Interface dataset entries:
══════════════════════════════
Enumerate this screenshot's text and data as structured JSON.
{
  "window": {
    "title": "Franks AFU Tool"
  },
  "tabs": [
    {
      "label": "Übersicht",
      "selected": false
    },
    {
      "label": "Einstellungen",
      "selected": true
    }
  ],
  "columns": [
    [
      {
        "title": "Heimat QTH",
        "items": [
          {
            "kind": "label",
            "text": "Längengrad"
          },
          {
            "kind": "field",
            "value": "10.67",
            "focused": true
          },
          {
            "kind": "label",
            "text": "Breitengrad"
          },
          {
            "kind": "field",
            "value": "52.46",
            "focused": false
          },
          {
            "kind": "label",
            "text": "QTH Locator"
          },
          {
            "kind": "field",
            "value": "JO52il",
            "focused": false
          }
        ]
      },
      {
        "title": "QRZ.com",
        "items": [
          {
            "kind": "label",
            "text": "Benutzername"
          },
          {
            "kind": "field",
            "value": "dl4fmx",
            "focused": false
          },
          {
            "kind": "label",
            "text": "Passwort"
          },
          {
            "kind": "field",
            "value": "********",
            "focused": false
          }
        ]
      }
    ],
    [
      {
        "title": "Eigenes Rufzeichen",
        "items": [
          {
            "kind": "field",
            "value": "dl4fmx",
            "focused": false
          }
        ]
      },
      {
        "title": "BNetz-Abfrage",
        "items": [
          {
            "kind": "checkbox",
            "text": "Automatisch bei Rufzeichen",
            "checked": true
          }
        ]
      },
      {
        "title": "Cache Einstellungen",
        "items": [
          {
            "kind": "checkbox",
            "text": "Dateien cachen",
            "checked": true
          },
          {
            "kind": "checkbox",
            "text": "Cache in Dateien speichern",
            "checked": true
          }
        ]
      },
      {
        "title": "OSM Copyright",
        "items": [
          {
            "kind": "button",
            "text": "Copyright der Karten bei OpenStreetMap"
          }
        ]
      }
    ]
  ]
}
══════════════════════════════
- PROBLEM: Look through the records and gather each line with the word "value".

- EXERCISE RESULT:
            "value": "10.67",
            "value": "52.46",
            "value": "JO52il",
            "value": "dl4fmx",
            "value": "********",
            "value": "dl4fmx",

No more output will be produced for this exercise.